I took a recent training with Yudit Maros called “Brief, Solution-Oriented Trauma Resolution.” This training specifically focused on troubling sensations in the body that may periodically resurface after the trauma. The BSOTR protocol helps a client attend to and correct the aftershock disturbances in the nervous system and one’s negative self-identity. Here are the most basic steps:
First, the therapist helps the client identify and practice a resource state called grounding. I can guide you through a visualization exercise that depersonalizes the pain and provides more comforting imagery, which tends to regulate the nervous system. We identify and develop comfortable imagery that helps you reset. Then, I ask you to scan your life history for anything that feels pleasurable and safe. We detail key components of the experience and you practice re-experiencing the positive experience and people. Later, we scan your life history again for an unpleasant or traumatic experience. I interview about what you would have preferred to experience. Then, I facilitate your current, grounded self attending to and taking care of your younger, distressed self through a series of self-care invitations, visualizations, and self-dialogue. When it appears that you have been a loving guide to your younger self and you have nothing left unattended about the chosen difficult experience, I invite you back to the here and now of the therapy room.
If you are interested in experiencing this BSOTR process or have any questions, please let me know.

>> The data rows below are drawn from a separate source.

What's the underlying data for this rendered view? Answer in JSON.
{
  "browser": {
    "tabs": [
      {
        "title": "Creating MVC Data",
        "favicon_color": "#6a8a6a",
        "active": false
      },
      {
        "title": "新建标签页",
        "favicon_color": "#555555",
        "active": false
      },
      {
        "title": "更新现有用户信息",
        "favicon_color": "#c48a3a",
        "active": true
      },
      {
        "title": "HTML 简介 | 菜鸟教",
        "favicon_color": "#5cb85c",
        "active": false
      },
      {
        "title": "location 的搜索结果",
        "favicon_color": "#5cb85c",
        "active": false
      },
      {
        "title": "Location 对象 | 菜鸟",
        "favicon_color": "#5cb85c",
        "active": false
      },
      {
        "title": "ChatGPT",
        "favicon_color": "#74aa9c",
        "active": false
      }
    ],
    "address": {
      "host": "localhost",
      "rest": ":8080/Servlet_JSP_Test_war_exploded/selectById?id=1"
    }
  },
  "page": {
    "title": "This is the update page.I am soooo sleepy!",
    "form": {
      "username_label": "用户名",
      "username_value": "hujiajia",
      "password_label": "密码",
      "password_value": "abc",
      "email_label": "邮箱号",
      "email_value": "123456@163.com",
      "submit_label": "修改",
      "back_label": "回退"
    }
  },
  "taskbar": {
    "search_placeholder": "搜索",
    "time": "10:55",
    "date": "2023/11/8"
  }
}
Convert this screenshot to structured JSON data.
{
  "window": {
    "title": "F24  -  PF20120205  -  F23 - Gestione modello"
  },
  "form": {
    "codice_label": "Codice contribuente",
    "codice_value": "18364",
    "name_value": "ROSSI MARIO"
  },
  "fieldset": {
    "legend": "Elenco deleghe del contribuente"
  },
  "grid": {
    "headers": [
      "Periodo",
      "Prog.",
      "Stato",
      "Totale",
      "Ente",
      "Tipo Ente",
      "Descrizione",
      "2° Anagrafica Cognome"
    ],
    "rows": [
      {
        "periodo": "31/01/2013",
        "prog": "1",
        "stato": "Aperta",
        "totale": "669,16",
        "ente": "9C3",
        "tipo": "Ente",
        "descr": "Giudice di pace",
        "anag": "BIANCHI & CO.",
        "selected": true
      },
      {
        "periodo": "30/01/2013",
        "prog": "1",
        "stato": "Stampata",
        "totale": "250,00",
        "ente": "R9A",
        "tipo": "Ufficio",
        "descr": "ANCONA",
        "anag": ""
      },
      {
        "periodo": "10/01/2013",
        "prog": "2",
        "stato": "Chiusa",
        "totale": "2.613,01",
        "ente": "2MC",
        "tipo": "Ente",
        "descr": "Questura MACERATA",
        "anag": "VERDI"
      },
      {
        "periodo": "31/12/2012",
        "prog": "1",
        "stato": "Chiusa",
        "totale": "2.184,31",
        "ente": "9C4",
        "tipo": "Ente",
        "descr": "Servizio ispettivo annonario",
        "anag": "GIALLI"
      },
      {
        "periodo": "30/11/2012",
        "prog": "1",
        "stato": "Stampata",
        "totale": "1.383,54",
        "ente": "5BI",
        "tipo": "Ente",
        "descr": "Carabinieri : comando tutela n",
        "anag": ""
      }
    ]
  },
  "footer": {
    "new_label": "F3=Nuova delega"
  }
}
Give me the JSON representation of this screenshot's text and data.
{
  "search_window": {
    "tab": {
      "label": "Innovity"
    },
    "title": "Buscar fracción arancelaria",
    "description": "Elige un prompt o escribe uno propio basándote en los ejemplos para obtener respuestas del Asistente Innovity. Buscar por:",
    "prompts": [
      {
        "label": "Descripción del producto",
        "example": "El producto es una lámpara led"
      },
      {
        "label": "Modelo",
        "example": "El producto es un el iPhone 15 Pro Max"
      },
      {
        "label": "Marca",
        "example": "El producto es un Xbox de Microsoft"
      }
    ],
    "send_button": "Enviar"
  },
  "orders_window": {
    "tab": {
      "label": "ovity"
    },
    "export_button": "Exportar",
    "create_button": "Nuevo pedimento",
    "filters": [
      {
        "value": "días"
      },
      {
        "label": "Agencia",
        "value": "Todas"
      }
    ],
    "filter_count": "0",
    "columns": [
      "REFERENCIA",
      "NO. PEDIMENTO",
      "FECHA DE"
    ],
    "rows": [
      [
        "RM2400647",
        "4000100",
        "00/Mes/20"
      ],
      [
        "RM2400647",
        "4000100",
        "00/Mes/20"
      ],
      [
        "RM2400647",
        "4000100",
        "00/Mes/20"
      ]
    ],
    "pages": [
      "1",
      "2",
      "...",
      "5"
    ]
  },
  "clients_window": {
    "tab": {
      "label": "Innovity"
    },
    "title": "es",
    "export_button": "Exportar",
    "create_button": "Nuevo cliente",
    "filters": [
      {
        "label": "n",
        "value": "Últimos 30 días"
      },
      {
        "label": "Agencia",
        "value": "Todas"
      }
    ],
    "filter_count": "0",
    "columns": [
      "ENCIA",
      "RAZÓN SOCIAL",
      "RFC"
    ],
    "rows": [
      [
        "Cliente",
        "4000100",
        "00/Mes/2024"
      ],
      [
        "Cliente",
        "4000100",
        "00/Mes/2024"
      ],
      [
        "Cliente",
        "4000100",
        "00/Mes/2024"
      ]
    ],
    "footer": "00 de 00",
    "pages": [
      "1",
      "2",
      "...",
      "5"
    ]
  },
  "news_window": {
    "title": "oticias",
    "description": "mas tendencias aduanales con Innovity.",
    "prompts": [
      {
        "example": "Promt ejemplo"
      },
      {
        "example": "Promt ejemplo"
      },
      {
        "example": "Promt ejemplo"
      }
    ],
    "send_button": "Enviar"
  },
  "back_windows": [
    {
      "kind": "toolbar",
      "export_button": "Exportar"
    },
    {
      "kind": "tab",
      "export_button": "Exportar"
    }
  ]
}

If you have a history of suicidal thoughts or know someone who died by suicide, you may want to look into a new research project called Our Data Helps by Qntfy. You can donate social media data (from online activity) and/or fitness & sensory data (from wearable devices) to help researchers learn more about why suicides happen and how they can be prevented. The project will analyse the language, physical data, and media patterns of people who sign up to help the project.
A community-based treatment culture in Japan empowers people with schizophrenia to live meaningful, connected lives by sharing their self-directed research, interactive presentations, and theatrical Hallucinations and Delusions Grand Prix . These activities foster inclusion and accountability. “I used to be a captive of my symptoms. Now I investigate them.” Bethel House.
A powerful photo essay collection that promotes awareness, care, and transparency: “Live Through This is a collection of portraits and stories of suicide attempt survivors, as told by those survivors.” This project was initiated by someone challenged her suicidal thoughts and behavior. She invited other suicide attempt survivors to share their experiences of suffering and moving forward.
Giulietta Carrelli manages her schizoaffective disorder, in part, by making herself a recognizable public figure. She wears the same clothing style everyday; has unique tattoos; and takes the same route through the city everyday. Strangers get to know her and help her when she experiences psychotic episodes, which she calls “Trouble.”
She expanded her support network by developing her own business (starting with $1,000), which apparently created a toast craze throughout the city. This article gives a poignant narrative about Carrelli and answers the question of “why toast?”